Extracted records
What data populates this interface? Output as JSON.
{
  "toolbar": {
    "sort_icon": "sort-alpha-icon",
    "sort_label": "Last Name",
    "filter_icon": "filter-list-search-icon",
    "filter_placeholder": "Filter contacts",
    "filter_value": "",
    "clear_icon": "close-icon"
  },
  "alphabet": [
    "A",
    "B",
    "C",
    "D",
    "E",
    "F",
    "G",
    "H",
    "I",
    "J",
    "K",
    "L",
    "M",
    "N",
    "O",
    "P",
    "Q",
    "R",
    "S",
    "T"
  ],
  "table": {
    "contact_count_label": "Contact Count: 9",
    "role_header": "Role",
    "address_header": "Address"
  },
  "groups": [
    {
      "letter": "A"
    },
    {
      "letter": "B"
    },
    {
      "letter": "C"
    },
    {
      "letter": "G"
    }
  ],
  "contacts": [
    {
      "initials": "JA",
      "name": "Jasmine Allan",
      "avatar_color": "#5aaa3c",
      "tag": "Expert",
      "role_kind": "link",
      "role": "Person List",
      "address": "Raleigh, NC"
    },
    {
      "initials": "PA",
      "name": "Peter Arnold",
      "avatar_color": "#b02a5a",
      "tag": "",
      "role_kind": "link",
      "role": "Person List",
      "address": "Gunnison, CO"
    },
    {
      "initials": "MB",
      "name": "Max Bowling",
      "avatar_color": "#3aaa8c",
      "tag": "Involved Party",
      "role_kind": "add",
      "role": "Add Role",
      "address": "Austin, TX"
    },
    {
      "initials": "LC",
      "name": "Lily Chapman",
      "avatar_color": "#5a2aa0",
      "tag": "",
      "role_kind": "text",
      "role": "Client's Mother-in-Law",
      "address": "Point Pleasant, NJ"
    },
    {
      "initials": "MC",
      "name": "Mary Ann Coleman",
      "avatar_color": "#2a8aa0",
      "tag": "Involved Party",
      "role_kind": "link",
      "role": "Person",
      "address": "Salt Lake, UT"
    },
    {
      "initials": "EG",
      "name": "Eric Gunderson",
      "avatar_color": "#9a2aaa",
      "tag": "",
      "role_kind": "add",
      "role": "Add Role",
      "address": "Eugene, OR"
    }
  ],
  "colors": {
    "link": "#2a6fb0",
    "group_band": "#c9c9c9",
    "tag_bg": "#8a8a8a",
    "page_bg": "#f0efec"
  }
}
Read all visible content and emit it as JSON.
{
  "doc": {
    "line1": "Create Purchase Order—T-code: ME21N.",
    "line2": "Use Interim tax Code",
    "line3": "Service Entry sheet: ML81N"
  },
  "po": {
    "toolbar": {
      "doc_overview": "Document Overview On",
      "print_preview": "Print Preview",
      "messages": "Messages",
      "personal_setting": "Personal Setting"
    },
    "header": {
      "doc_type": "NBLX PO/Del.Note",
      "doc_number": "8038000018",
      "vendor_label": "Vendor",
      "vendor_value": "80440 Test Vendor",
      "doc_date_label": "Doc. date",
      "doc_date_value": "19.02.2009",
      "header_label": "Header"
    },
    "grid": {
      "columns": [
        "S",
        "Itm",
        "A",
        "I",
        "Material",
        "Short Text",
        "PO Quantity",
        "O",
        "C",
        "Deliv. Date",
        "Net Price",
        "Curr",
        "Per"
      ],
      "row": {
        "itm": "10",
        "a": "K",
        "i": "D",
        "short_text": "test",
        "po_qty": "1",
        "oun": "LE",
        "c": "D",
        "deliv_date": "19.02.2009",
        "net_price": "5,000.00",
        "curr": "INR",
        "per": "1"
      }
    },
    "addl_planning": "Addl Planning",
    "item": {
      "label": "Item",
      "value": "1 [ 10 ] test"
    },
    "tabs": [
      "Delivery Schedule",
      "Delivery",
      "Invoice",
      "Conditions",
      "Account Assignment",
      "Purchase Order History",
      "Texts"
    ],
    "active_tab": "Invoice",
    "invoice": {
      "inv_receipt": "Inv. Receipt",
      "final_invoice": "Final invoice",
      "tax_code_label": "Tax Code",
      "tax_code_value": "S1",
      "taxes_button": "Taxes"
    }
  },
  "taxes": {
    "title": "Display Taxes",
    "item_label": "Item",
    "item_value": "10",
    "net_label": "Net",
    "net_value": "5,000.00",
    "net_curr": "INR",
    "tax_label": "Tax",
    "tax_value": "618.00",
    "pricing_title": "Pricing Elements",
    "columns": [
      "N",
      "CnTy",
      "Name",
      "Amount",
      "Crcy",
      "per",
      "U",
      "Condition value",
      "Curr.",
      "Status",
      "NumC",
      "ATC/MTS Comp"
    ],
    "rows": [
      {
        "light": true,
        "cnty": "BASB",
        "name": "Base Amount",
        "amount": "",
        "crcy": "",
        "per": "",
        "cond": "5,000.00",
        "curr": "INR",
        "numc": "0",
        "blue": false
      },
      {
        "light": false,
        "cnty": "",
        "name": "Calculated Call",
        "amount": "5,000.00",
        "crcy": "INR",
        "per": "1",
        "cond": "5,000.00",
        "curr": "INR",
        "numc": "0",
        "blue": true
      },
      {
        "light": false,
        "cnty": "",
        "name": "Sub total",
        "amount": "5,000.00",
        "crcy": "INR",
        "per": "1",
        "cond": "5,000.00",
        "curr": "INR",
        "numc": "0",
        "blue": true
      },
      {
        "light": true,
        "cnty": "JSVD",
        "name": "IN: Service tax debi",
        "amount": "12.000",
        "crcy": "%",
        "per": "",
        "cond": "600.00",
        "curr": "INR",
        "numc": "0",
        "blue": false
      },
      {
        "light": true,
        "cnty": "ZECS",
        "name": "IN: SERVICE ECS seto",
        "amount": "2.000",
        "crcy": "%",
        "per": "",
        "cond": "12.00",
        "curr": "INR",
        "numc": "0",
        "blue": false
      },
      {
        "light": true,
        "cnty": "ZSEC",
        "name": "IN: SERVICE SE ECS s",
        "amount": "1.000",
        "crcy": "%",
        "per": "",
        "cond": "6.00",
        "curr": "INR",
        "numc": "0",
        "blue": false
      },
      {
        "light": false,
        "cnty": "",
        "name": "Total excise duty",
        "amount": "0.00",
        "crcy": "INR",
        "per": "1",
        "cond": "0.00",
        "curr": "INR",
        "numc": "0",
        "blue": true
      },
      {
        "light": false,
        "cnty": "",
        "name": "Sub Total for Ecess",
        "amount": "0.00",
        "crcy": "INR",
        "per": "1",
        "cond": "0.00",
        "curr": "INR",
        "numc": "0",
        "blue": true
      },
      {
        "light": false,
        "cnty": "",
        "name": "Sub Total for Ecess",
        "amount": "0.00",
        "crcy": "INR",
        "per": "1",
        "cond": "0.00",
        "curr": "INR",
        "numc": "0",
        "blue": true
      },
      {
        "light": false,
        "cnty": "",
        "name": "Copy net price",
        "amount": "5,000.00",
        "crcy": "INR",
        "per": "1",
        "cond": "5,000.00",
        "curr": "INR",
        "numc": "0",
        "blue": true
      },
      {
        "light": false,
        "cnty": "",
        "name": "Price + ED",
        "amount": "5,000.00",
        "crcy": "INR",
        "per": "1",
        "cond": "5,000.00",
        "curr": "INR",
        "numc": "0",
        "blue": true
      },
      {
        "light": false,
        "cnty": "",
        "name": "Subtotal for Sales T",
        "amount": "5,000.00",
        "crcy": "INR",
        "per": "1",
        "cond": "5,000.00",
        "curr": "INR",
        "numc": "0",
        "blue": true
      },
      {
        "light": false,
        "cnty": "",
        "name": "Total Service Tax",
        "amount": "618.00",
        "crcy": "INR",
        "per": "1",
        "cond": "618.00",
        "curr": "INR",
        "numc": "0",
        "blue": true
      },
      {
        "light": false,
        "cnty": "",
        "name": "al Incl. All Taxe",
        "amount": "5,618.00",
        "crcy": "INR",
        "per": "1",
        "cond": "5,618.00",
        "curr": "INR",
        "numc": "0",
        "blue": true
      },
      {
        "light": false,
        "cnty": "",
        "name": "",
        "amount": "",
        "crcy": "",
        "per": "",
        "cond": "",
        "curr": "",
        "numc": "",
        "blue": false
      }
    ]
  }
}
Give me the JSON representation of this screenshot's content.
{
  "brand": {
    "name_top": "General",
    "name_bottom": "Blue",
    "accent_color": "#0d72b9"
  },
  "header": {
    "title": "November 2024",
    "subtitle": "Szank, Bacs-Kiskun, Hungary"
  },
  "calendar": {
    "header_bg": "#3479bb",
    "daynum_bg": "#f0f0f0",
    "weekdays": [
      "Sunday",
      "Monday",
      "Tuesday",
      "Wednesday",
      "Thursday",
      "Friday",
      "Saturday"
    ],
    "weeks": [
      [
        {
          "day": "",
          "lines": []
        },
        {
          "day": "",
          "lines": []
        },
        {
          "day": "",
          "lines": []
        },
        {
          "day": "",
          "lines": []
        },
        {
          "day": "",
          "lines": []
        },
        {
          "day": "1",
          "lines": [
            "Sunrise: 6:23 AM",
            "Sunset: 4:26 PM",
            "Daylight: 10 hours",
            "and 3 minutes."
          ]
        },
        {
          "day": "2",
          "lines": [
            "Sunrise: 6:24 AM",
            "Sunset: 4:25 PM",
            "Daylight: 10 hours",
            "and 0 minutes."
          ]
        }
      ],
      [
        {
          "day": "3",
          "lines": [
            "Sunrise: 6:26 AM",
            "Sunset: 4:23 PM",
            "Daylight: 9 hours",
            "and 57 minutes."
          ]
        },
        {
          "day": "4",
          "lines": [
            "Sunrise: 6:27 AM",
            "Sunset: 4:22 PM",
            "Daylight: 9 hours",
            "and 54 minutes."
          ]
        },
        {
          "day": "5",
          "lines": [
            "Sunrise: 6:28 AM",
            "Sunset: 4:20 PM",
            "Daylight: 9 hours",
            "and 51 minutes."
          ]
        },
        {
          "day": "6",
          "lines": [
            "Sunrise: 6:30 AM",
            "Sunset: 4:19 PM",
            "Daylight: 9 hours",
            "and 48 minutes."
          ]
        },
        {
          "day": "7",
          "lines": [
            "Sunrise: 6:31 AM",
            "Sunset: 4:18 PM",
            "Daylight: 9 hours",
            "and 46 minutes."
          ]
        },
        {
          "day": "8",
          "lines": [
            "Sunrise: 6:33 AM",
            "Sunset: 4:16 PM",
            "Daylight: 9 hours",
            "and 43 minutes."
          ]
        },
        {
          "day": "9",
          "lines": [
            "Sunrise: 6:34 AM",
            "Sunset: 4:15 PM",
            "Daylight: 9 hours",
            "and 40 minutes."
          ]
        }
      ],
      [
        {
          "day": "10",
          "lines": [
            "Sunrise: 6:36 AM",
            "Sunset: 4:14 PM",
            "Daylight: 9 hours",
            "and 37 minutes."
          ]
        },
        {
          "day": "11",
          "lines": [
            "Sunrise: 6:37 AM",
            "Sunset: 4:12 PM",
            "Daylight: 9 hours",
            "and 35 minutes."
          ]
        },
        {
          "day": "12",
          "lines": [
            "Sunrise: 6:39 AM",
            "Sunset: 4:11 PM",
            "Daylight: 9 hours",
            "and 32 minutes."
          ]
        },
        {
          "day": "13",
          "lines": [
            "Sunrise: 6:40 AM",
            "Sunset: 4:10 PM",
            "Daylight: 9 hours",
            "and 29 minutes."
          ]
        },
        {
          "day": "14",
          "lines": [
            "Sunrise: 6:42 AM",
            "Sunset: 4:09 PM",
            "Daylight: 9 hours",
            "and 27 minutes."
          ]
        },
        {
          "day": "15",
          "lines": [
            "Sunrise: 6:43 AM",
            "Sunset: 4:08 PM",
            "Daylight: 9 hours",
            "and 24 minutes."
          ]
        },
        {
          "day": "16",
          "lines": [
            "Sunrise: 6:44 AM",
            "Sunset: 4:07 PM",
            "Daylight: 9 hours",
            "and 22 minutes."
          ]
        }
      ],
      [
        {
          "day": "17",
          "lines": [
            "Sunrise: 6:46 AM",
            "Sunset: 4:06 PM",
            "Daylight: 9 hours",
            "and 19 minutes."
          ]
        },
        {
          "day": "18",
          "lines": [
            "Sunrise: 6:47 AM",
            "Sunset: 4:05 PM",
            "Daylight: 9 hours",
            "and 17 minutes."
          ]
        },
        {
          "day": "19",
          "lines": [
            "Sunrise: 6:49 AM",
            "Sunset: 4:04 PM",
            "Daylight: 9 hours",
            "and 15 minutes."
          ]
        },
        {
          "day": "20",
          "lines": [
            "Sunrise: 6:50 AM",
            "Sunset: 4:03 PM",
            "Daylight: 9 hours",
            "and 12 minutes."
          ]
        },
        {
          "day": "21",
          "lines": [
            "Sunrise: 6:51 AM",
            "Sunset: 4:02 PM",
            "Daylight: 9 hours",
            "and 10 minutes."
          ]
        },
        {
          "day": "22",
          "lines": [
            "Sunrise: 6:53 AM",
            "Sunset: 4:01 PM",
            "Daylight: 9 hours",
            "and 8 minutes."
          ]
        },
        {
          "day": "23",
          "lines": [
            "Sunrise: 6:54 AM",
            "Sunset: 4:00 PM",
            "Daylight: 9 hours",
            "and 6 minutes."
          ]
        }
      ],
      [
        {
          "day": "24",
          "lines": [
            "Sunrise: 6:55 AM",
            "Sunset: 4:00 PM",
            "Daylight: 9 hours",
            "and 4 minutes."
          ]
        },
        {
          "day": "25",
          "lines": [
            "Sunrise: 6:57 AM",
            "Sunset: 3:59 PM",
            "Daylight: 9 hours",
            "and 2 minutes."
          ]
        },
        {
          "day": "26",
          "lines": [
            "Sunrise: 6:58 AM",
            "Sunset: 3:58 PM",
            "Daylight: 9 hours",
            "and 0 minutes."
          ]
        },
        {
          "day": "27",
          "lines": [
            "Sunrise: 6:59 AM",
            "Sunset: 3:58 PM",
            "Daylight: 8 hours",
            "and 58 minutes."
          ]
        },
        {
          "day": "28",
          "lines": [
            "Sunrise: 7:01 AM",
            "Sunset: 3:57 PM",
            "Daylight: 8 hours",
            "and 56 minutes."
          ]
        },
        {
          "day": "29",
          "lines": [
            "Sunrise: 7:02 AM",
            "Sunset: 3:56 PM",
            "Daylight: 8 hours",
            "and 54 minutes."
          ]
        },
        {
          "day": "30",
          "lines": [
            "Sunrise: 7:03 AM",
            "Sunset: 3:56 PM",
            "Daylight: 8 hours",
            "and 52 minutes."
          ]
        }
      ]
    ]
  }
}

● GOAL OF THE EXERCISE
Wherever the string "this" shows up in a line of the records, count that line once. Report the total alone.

● TASK ANSWER
2